DATA TO EXAMINE:
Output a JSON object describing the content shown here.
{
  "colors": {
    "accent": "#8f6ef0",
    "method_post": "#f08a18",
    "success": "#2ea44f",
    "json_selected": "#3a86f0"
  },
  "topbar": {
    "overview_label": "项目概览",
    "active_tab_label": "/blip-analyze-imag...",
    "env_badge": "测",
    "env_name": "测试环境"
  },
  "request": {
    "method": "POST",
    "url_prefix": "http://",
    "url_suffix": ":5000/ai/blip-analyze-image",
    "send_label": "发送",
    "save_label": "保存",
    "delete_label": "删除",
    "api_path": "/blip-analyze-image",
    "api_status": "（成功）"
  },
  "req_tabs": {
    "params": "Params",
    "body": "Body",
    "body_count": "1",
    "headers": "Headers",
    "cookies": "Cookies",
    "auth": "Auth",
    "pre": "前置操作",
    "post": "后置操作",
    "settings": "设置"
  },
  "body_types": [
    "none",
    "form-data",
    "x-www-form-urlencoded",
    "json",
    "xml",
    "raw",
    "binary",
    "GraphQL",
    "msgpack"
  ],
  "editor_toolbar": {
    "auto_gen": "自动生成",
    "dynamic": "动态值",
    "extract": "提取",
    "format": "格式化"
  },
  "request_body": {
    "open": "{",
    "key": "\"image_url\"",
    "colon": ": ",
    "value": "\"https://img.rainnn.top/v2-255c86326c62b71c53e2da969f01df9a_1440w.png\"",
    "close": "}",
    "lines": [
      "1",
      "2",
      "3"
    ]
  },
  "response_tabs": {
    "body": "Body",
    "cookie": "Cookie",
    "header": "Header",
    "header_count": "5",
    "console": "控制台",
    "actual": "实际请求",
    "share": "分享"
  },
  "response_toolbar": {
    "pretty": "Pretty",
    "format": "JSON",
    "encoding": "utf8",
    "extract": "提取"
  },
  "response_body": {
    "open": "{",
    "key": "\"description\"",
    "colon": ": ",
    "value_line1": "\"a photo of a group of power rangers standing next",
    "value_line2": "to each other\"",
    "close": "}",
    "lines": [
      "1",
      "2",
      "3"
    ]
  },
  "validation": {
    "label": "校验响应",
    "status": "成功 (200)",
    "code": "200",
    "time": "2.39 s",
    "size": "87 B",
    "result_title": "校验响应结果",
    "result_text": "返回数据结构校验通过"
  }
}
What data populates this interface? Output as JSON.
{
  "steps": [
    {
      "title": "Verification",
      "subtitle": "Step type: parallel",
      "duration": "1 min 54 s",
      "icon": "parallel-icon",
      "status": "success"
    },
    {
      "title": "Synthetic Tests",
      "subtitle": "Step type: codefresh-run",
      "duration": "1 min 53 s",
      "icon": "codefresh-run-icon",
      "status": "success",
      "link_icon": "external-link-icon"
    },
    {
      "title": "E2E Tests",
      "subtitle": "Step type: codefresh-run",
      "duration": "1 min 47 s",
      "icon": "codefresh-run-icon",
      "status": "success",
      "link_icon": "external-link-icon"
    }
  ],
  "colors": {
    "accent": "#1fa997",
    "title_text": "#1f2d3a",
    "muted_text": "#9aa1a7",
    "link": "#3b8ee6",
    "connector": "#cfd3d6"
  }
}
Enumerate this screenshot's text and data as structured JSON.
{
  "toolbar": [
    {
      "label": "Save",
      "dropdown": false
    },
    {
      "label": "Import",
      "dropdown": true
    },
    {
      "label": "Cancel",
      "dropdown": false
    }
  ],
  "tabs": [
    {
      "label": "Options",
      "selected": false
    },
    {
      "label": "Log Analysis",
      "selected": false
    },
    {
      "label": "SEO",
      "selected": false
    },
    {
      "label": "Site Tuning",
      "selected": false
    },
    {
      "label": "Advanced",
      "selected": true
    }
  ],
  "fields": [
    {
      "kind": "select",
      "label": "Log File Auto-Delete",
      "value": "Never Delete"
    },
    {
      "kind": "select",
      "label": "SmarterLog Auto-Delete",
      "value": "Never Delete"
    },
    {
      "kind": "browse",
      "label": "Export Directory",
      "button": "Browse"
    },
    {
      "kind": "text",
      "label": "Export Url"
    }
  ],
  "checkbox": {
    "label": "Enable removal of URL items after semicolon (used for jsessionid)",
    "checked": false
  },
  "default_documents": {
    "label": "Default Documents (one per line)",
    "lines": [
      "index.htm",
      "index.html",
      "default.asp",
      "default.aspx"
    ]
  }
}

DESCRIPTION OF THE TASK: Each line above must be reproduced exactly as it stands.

SOLUTION TO THIS TASK:
Output a JSON object describing the content shown here.
{
  "colors": {
    "accent": "#8f6ef0",
    "method_post": "#f08a18",
    "success": "#2ea44f",
    "json_selected": "#3a86f0"
  },
  "topbar": {
    "overview_label": "项目概览",
    "active_tab_label": "/blip-analyze-imag...",
    "env_badge": "测",
    "env_name": "测试环境"
  },
  "request": {
    "method": "POST",
    "url_prefix": "http://",
    "url_suffix": ":5000/ai/blip-analyze-image",
    "send_label": "发送",
    "save_label": "保存",
    "delete_label": "删除",
    "api_path": "/blip-analyze-image",
    "api_status": "（成功）"
  },
  "req_tabs": {
    "params": "Params",
    "body": "Body",
    "body_count": "1",
    "headers": "Headers",
    "cookies": "Cookies",
    "auth": "Auth",
    "pre": "前置操作",
    "post": "后置操作",
    "settings": "设置"
  },
  "body_types": [
    "none",
    "form-data",
    "x-www-form-urlencoded",
    "json",
    "xml",
    "raw",
    "binary",
    "GraphQL",
    "msgpack"
  ],
  "editor_toolbar": {
    "auto_gen": "自动生成",
    "dynamic": "动态值",
    "extract": "提取",
    "format": "格式化"
  },
  "request_body": {
    "open": "{",
    "key": "\"image_url\"",
    "colon": ": ",
    "value": "\"https://img.rainnn.top/v2-255c86326c62b71c53e2da969f01df9a_1440w.png\"",
    "close": "}",
    "lines": [
      "1",
      "2",
      "3"
    ]
  },
  "response_tabs": {
    "body": "Body",
    "cookie": "Cookie",
    "header": "Header",
    "header_count": "5",
    "console": "控制台",
    "actual": "实际请求",
    "share": "分享"
  },
  "response_toolbar": {
    "pretty": "Pretty",
    "format": "JSON",
    "encoding": "utf8",
    "extract": "提取"
  },
  "response_body": {
    "open": "{",
    "key": "\"description\"",
    "colon": ": ",
    "value_line1": "\"a photo of a group of power rangers standing next",
    "value_line2": "to each other\"",
    "close": "}",
    "lines": [
      "1",
      "2",
      "3"
    ]
  },
  "validation": {
    "label": "校验响应",
    "status": "成功 (200)",
    "code": "200",
    "time": "2.39 s",
    "size": "87 B",
    "result_title": "校验响应结果",
    "result_text": "返回数据结构校验通过"
  }
}
What data populates this interface? Output as JSON.
{
  "steps": [
    {
      "title": "Verification",
      "subtitle": "Step type: parallel",
      "duration": "1 min 54 s",
      "icon": "parallel-icon",
      "status": "success"
    },
    {
      "title": "Synthetic Tests",
      "subtitle": "Step type: codefresh-run",
      "duration": "1 min 53 s",
      "icon": "codefresh-run-icon",
      "status": "success",
      "link_icon": "external-link-icon"
    },
    {
      "title": "E2E Tests",
      "subtitle": "Step type: codefresh-run",
      "duration": "1 min 47 s",
      "icon": "codefresh-run-icon",
      "status": "success",
      "link_icon": "external-link-icon"
    }
  ],
  "colors": {
    "accent": "#1fa997",
    "title_text": "#1f2d3a",
    "muted_text": "#9aa1a7",
    "link": "#3b8ee6",
    "connector": "#cfd3d6"
  }
}
Enumerate this screenshot's text and data as structured JSON.
{
  "toolbar": [
    {
      "label": "Save",
      "dropdown": false
    },
    {
      "label": "Import",
      "dropdown": true
    },
    {
      "label": "Cancel",
      "dropdown": false
    }
  ],
  "tabs": [
    {
      "label": "Options",
      "selected": false
    },
    {
      "label": "Log Analysis",
      "selected": false
    },
    {
      "label": "SEO",
      "selected": false
    },
    {
      "label": "Site Tuning",
      "selected": false
    },
    {
      "label": "Advanced",
      "selected": true
    }
  ],
  "fields": [
    {
      "kind": "select",
      "label": "Log File Auto-Delete",
      "value": "Never Delete"
    },
    {
      "kind": "select",
      "label": "SmarterLog Auto-Delete",
      "value": "Never Delete"
    },
    {
      "kind": "browse",
      "label": "Export Directory",
      "button": "Browse"
    },
    {
      "kind": "text",
      "label": "Export Url"
    }
  ],
  "checkbox": {
    "label": "Enable removal of URL items after semicolon (used for jsessionid)",
    "checked": false
  },
  "default_documents": {
    "label": "Default Documents (one per line)",
    "lines": [
      "index.htm",
      "index.html",
      "default.asp",
      "default.aspx"
    ]
  }
}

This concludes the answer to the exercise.